▶ [WHAT TO DO]:
Read through the records. Copy each line that has the word "edustajat".

[Items from an interface collection]
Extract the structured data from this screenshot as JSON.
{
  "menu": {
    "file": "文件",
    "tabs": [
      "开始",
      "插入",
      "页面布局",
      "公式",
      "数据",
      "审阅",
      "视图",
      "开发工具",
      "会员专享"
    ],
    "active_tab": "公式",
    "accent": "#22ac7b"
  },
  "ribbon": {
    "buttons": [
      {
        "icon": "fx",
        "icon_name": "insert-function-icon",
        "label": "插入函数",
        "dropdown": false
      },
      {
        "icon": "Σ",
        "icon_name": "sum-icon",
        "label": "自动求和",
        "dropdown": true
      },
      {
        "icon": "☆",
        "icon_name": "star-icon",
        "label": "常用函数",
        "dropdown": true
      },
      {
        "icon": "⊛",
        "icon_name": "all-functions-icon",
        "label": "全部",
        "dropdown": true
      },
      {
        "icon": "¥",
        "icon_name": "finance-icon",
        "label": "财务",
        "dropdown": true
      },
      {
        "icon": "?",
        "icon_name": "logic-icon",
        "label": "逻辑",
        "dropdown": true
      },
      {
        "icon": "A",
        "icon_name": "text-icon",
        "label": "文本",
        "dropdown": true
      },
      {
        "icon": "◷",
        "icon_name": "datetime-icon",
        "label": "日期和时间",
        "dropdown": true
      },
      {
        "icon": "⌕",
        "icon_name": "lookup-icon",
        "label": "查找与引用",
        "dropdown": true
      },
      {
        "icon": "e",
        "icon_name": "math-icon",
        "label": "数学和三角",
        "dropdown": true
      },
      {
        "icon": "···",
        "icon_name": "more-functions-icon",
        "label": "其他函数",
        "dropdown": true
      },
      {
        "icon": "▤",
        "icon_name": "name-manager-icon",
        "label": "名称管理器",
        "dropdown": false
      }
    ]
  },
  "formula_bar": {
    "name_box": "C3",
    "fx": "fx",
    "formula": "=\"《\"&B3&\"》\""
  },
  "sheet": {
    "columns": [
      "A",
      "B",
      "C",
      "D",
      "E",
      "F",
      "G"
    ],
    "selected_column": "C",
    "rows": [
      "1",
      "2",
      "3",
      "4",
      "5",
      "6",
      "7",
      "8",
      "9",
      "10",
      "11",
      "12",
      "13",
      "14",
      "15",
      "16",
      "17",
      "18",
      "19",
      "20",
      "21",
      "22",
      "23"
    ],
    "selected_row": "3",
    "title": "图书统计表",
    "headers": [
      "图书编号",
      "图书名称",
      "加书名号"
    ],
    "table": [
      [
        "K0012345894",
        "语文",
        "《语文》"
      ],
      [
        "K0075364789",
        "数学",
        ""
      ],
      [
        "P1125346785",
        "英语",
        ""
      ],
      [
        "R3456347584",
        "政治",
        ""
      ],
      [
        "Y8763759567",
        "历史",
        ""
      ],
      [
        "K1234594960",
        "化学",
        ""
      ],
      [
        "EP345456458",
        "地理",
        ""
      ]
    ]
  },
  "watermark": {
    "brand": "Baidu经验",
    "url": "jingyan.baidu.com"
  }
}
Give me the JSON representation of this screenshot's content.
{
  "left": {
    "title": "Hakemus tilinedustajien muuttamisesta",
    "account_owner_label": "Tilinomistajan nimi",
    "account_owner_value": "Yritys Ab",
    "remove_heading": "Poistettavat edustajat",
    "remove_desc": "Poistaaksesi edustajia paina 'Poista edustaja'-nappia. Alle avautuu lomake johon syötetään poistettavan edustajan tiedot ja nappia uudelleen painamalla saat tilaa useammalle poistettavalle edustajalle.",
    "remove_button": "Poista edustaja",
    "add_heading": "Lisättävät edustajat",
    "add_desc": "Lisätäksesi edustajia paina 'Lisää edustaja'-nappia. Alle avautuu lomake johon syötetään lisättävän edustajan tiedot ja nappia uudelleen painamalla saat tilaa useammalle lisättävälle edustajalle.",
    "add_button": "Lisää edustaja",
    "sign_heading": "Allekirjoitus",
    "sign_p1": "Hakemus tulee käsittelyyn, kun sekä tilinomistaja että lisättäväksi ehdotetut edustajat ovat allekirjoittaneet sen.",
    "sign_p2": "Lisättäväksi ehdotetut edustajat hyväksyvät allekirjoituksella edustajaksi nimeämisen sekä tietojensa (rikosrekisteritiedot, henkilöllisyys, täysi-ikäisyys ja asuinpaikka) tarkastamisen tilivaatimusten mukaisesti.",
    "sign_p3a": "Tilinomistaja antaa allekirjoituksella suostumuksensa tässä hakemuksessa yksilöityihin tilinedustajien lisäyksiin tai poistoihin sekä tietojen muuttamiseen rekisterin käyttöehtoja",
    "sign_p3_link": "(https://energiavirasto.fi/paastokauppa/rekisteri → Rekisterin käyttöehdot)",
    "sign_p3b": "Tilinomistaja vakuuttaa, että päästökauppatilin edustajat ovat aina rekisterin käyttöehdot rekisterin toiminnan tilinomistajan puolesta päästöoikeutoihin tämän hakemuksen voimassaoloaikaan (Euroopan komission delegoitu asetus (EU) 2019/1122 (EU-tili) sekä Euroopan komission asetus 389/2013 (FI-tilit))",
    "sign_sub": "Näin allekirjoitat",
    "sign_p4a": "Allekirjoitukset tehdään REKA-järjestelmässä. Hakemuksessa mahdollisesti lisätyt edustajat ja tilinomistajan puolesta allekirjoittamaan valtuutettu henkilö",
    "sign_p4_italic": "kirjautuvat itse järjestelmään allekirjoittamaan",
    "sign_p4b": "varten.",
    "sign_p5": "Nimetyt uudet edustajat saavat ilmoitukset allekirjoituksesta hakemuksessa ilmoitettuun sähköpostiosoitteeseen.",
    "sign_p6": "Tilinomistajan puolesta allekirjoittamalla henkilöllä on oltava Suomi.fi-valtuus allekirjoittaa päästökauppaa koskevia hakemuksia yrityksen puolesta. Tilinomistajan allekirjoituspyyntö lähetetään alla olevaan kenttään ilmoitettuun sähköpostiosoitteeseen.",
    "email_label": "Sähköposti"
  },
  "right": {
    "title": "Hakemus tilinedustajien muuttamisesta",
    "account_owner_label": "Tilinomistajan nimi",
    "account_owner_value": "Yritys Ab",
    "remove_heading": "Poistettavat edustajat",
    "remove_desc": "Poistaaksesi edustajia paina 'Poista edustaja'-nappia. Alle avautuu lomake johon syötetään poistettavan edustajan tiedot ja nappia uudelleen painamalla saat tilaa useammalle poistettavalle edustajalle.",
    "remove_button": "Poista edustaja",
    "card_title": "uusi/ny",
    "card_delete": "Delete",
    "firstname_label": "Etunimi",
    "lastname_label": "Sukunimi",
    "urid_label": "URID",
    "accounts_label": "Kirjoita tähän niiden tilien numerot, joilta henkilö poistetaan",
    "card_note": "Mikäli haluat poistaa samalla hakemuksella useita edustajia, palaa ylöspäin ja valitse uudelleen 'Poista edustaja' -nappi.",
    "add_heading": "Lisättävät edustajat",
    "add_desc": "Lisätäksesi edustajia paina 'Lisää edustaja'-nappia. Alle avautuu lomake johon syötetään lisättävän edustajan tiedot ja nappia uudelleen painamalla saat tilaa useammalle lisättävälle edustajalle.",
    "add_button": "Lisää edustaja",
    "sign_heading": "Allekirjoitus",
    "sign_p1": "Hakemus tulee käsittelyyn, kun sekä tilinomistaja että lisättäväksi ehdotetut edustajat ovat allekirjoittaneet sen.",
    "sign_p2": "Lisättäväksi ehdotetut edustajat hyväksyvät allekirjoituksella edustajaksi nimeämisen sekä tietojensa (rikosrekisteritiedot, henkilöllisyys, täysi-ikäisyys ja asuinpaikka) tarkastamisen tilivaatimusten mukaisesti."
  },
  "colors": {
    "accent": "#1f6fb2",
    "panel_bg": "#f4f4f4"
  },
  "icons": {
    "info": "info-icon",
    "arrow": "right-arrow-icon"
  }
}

▶ [COMPLETED EXERCISE]:
    "remove_heading": "Poistettavat edustajat",
    "add_heading": "Lisättävät edustajat",
    "sign_p1": "Hakemus tulee käsittelyyn, kun sekä tilinomistaja että lisättäväksi ehdotetut edustajat ovat allekirjoittaneet sen.",
    "sign_p2": "Lisättäväksi ehdotetut edustajat hyväksyvät allekirjoituksella edustajaksi nimeämisen sekä tietojensa (rikosrekisteritiedot, henkilöllisyys, täysi-ikäisyys ja asuinpaikka) tarkastamisen tilivaatimusten mukaisesti.",
    "sign_p3b": "Tilinomistaja vakuuttaa, että päästökauppatilin edustajat ovat aina rekisterin käyttöehdot rekisterin toiminnan tilinomistajan puolesta päästöoikeutoihin tämän hakemuksen voimassaoloaikaan (Euroopan komission delegoitu asetus (EU) 2019/1122 (EU-tili) sekä Euroopan komission asetus 389/2013 (FI-tilit))",
    "sign_p4a": "Allekirjoitukset tehdään REKA-järjestelmässä. Hakemuksessa mahdollisesti lisätyt edustajat ja tilinomistajan puolesta allekirjoittamaan valtuutettu henkilö",
    "sign_p5": "Nimetyt uudet edustajat saavat ilmoitukset allekirjoituksesta hakemuksessa ilmoitettuun sähköpostiosoitteeseen.",
    "remove_heading": "Poistettavat edustajat",
    "add_heading": "Lisättävät edustajat",
    "sign_p1": "Hakemus tulee käsittelyyn, kun sekä tilinomistaja että lisättäväksi ehdotetut edustajat ovat allekirjoittaneet sen.",
    "sign_p2": "Lisättäväksi ehdotetut edustajat hyväksyvät allekirjoituksella edustajaksi nimeämisen sekä tietojensa (rikosrekisteritiedot, henkilöllisyys, täysi-ikäisyys ja asuinpaikka) tarkastamisen tilivaatimusten mukaisesti."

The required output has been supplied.